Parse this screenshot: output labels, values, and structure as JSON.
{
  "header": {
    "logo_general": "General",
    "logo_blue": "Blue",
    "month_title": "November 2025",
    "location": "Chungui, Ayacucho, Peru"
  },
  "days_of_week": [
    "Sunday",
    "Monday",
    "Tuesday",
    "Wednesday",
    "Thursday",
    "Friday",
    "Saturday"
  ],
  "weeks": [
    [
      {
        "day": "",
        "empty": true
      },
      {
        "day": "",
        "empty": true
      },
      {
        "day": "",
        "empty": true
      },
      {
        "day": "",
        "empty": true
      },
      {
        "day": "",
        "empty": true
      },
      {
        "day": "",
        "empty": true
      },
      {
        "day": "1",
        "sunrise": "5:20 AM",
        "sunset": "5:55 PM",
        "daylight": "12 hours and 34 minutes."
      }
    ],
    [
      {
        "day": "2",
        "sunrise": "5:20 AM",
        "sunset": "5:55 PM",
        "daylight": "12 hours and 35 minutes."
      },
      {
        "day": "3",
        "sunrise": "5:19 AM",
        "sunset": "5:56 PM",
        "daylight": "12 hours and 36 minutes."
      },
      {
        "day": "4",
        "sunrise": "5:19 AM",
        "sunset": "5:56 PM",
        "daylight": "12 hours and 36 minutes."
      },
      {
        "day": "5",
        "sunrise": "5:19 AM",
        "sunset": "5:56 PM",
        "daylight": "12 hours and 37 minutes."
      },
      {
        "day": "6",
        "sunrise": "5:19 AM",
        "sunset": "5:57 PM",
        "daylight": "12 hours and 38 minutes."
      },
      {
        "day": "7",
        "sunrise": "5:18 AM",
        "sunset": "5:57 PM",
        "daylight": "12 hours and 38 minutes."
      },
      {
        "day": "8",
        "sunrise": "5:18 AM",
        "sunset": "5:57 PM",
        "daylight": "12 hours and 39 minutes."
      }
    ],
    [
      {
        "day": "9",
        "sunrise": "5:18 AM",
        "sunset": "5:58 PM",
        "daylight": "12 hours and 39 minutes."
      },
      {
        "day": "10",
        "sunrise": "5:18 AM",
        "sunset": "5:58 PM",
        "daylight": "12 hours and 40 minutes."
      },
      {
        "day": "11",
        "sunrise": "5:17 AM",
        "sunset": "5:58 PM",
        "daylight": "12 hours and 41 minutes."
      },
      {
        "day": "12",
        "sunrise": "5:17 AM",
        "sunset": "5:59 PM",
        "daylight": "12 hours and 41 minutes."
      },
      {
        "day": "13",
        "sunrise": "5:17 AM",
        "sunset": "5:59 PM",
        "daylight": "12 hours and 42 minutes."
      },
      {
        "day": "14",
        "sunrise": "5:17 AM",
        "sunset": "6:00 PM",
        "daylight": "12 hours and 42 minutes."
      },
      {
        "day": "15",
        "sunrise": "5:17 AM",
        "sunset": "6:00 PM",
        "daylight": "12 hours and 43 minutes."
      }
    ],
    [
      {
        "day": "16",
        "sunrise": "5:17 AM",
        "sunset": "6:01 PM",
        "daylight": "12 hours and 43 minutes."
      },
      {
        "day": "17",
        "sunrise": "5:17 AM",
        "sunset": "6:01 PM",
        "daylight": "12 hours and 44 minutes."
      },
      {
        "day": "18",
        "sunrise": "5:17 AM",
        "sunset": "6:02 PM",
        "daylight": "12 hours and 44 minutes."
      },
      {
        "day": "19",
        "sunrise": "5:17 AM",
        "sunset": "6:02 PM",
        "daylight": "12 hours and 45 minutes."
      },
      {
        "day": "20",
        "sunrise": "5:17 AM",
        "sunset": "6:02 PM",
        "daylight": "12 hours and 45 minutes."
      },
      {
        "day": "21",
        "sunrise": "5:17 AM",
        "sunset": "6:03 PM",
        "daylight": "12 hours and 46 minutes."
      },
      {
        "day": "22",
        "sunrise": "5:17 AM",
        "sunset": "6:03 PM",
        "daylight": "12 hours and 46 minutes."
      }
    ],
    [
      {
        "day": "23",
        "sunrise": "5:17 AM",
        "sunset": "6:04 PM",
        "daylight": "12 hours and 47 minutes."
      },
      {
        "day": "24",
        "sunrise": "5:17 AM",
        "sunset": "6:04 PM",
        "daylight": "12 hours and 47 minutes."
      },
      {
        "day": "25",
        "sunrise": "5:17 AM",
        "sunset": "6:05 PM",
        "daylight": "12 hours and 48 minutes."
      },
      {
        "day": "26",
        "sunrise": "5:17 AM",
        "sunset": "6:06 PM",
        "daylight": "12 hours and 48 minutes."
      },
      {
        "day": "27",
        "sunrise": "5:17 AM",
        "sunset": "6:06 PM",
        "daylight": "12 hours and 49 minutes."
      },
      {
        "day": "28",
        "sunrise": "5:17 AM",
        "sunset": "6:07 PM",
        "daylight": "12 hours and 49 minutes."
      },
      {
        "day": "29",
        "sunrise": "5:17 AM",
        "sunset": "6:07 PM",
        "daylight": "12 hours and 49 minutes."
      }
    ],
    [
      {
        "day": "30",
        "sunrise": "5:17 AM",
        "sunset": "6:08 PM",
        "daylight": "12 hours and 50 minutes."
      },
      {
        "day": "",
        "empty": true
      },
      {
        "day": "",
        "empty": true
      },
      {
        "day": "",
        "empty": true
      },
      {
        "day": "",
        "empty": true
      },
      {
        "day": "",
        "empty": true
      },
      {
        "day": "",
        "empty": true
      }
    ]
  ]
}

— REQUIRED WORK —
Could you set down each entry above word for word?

— THE ANSWER —
Parse this screenshot: output labels, values, and structure as JSON.
{
  "header": {
    "logo_general": "General",
    "logo_blue": "Blue",
    "month_title": "November 2025",
    "location": "Chungui, Ayacucho, Peru"
  },
  "days_of_week": [
    "Sunday",
    "Monday",
    "Tuesday",
    "Wednesday",
    "Thursday",
    "Friday",
    "Saturday"
  ],
  "weeks": [
    [
      {
        "day": "",
        "empty": true
      },
      {
        "day": "",
        "empty": true
      },
      {
        "day": "",
        "empty": true
      },
      {
        "day": "",
        "empty": true
      },
      {
        "day": "",
        "empty": true
      },
      {
        "day": "",
        "empty": true
      },
      {
        "day": "1",
        "sunrise": "5:20 AM",
        "sunset": "5:55 PM",
        "daylight": "12 hours and 34 minutes."
      }
    ],
    [
      {
        "day": "2",
        "sunrise": "5:20 AM",
        "sunset": "5:55 PM",
        "daylight": "12 hours and 35 minutes."
      },
      {
        "day": "3",
        "sunrise": "5:19 AM",
        "sunset": "5:56 PM",
        "daylight": "12 hours and 36 minutes."
      },
      {
        "day": "4",
        "sunrise": "5:19 AM",
        "sunset": "5:56 PM",
        "daylight": "12 hours and 36 minutes."
      },
      {
        "day": "5",
        "sunrise": "5:19 AM",
        "sunset": "5:56 PM",
        "daylight": "12 hours and 37 minutes."
      },
      {
        "day": "6",
        "sunrise": "5:19 AM",
        "sunset": "5:57 PM",
        "daylight": "12 hours and 38 minutes."
      },
      {
        "day": "7",
        "sunrise": "5:18 AM",
        "sunset": "5:57 PM",
        "daylight": "12 hours and 38 minutes."
      },
      {
        "day": "8",
        "sunrise": "5:18 AM",
        "sunset": "5:57 PM",
        "daylight": "12 hours and 39 minutes."
      }
    ],
    [
      {
        "day": "9",
        "sunrise": "5:18 AM",
        "sunset": "5:58 PM",
        "daylight": "12 hours and 39 minutes."
      },
      {
        "day": "10",
        "sunrise": "5:18 AM",
        "sunset": "5:58 PM",
        "daylight": "12 hours and 40 minutes."
      },
      {
        "day": "11",
        "sunrise": "5:17 AM",
        "sunset": "5:58 PM",
        "daylight": "12 hours and 41 minutes."
      },
      {
        "day": "12",
        "sunrise": "5:17 AM",
        "sunset": "5:59 PM",
        "daylight": "12 hours and 41 minutes."
      },
      {
        "day": "13",
        "sunrise": "5:17 AM",
        "sunset": "5:59 PM",
        "daylight": "12 hours and 42 minutes."
      },
      {
        "day": "14",
        "sunrise": "5:17 AM",
        "sunset": "6:00 PM",
        "daylight": "12 hours and 42 minutes."
      },
      {
        "day": "15",
        "sunrise": "5:17 AM",
        "sunset": "6:00 PM",
        "daylight": "12 hours and 43 minutes."
      }
    ],
    [
      {
        "day": "16",
        "sunrise": "5:17 AM",
        "sunset": "6:01 PM",
        "daylight": "12 hours and 43 minutes."
      },
      {
        "day": "17",
        "sunrise": "5:17 AM",
        "sunset": "6:01 PM",
        "daylight": "12 hours and 44 minutes."
      },
      {
        "day": "18",
        "sunrise": "5:17 AM",
        "sunset": "6:02 PM",
        "daylight": "12 hours and 44 minutes."
      },
      {
        "day": "19",
        "sunrise": "5:17 AM",
        "sunset": "6:02 PM",
        "daylight": "12 hours and 45 minutes."
      },
      {
        "day": "20",
        "sunrise": "5:17 AM",
        "sunset": "6:02 PM",
        "daylight": "12 hours and 45 minutes."
      },
      {
        "day": "21",
        "sunrise": "5:17 AM",
        "sunset": "6:03 PM",
        "daylight": "12 hours and 46 minutes."
      },
      {
        "day": "22",
        "sunrise": "5:17 AM",
        "sunset": "6:03 PM",
        "daylight": "12 hours and 46 minutes."
      }
    ],
    [
      {
        "day": "23",
        "sunrise": "5:17 AM",
        "sunset": "6:04 PM",
        "daylight": "12 hours and 47 minutes."
      },
      {
        "day": "24",
        "sunrise": "5:17 AM",
        "sunset": "6:04 PM",
        "daylight": "12 hours and 47 minutes."
      },
      {
        "day": "25",
        "sunrise": "5:17 AM",
        "sunset": "6:05 PM",
        "daylight": "12 hours and 48 minutes."
      },
      {
        "day": "26",
        "sunrise": "5:17 AM",
        "sunset": "6:06 PM",
        "daylight": "12 hours and 48 minutes."
      },
      {
        "day": "27",
        "sunrise": "5:17 AM",
        "sunset": "6:06 PM",
        "daylight": "12 hours and 49 minutes."
      },
      {
        "day": "28",
        "sunrise": "5:17 AM",
        "sunset": "6:07 PM",
        "daylight": "12 hours and 49 minutes."
      },
      {
        "day": "29",
        "sunrise": "5:17 AM",
        "sunset": "6:07 PM",
        "daylight": "12 hours and 49 minutes."
      }
    ],
    [
      {
        "day": "30",
        "sunrise": "5:17 AM",
        "sunset": "6:08 PM",
        "daylight": "12 hours and 50 minutes."
      },
      {
        "day": "",
        "empty": true
      },
      {
        "day": "",
        "empty": true
      },
      {
        "day": "",
        "empty": true
      },
      {
        "day": "",
        "empty": true
      },
      {
        "day": "",
        "empty": true
      },
      {
        "day": "",
        "empty": true
      }
    ]
  ]
}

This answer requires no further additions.